MANILA — President Rodrigo Duterte is facing increasing pressure to revisit his China policy and wield the Philippines’ legal victory against Beijing’s environmentally destructive activities in the disputed waters.
Friday marks 3 years since the Permanent Court of Arbitration (PCA) in The Hague upheld Manila’s sovereign rights to its 200-nautical-mile exclusive economic zone (EEZ), rejecting Beijing’s historic claim to resources in the South China Sea using its nine-dash line doctrine.
But the ruling remains a “paper victory,” said maritime lawyer Jay Batongbacal, largely because of the Duterte administration’s decision to set it aside in exchange for improved economic ties with China.
Former Solicitor General Florin Hilbay warned the Duterte administration against effectively recognizing China’s claim and “undermining our rights” to the West Philippine Sea despite the Hague ruling.
“Whether it’s by waiver, estoppel, acts inimical to the interest of the republic, then that can become potentially a basis for China to say down the line, ‘Well you had a right but you lost it,’” he told ABS-CBN News.
China has completed construction of artificial islands in the Spratlys, pulverizing coral reefs to build military outposts in the strategic waterway.
Over at Scarborough Shoal, an area classified as a traditional fishing ground by the PCA, Chinese fishermen, backed by its coast guard, continued to destroy reefs to extract high-value giant clams.
Analysts warned 3 more years of Duterte’s so-called policy of “appeasement” would only worsen the damage to the marine environment and Philippine sovereign rights.
“It’s high time for them to change their policy and start pushing back a bit, even a little, against china and its actions in the West Philippine Sea,” said Batongbacal, who heads the U.P. Institute for Maritime Affairs and Law of the Sea.
Duterte’s modus vivendi with Beijing allowing Chinese fishermen in the Philippine EEZ “permanently damaged” the arbitral ruling, said Florin Hilbay, who helped argue the case at the Hague during the Aquino administration.
“It’s as if he’s waiving the rights that we have already won,” Hilbay said.
The verbal deal, supposedly struck by Duterte with President Xi Jinping in 2016, came under scrutiny after a Chinese vessel sank a Filipino fishing boat and abandoned its 22 crewmen at Recto Bank.
The Hague ruling “vindicated our rights to our EEZ,” Batongbacal pointed out, so the Chinese had no business being in the area, which was located 85 nautical miles from Palawan.
Coastal states such as the Philippines exercise sovereign rights to their EEZs, meaning resources there are exclusive to them.
The PCA decision, released less than 2 weeks after Duterte assumed office, said China’s nine-dash line doctrine was “incompatible” with EEZs outlined in the 1982 United Nations Convention on the Law of the Sea.
“There was no evidence that China had historically exercised exclusive control over the waters or their resources,” a tribunal statement in 2016 said.

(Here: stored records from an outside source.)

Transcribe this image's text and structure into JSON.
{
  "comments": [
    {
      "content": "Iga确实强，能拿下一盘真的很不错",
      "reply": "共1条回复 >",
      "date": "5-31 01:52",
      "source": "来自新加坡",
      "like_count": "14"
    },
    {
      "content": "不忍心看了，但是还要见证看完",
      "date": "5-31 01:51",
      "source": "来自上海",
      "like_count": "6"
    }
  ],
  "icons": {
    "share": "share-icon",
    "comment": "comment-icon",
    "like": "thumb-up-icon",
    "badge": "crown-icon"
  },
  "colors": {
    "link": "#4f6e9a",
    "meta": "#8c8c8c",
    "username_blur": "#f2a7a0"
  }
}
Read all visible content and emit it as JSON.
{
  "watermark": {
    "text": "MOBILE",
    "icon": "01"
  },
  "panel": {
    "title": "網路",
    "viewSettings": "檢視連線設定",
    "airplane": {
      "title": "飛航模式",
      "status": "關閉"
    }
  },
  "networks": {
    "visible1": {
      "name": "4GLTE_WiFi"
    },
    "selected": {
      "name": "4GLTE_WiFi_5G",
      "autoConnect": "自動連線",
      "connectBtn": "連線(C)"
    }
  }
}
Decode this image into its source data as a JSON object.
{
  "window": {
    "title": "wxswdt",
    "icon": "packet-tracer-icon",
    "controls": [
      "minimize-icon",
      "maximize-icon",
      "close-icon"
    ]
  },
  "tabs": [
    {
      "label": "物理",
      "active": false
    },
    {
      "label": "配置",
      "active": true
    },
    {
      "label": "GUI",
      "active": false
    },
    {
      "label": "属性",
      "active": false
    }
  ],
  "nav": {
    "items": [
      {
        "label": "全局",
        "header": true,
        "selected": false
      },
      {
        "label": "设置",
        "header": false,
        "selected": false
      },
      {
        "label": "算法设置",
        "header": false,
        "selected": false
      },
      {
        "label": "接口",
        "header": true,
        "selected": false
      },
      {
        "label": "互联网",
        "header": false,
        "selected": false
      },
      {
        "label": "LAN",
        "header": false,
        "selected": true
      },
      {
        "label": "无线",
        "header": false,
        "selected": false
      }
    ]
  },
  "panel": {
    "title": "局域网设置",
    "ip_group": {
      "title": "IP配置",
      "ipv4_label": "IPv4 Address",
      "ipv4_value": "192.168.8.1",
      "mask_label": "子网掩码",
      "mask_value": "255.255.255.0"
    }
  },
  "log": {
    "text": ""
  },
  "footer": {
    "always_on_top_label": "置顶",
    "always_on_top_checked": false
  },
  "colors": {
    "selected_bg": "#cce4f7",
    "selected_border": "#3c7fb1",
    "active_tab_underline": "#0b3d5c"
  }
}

Aaron Jed Rabena, a Manila-based foreign affairs analyst, cautioned against “prematurely judging” Duterte’s policy toward China, a major trading partner and the second biggest economy in the world.
Rabena, in a commentary published by the Lowy Institute, said the president’s “broad engagement” with Beijing had led to “favorable results” for Manila.
These include an “increase” in the Philippines’ “diplomatic and strategic value to Washington,” he said.
But he acknowledged that Duterte’s “creative” approach to foreign policy could also be set back by his “defeatist statements.”
“That’s what makes the president’s foreign policy look bad,” he told ABS-CBN News.
Duterte has been criticized for what appeared to be policy pronouncements essentially recognizing China’s maritime claim despite the PCA ruling.
The Philippine constitution mandates that resources within the country’s EEZ should be enjoyed “exclusively” by its citizens, a provision the president said was “for the thoughtless and senseless.”
The Hague ruling has been criticized for lacking an enforcement mechanism to compel China to abide by it.
The Aquino administration sought to rally international support behind the Philippine arbitration case, framing it in the context of respecting the rule of law.
Under Duterte, the government departed from this track and instead engaged China bilaterally.
The ruling, landmark as it was, still failed to stop China’s island-building and general assertiveness in the disputed waters, the president argued.
But Batongbacal said the asserting the arbitral win, coupled with good strategy, “could have at least slowed down China’s incursions in our EEZ.”
“We could have at least deterred some of their more problematic developments in the South China Sea such as the completion of their facilities in the Spratly islands,” he said.
China, South China Sea, West Philippine Sea, maritime dispute, Permanent Court of Arbitration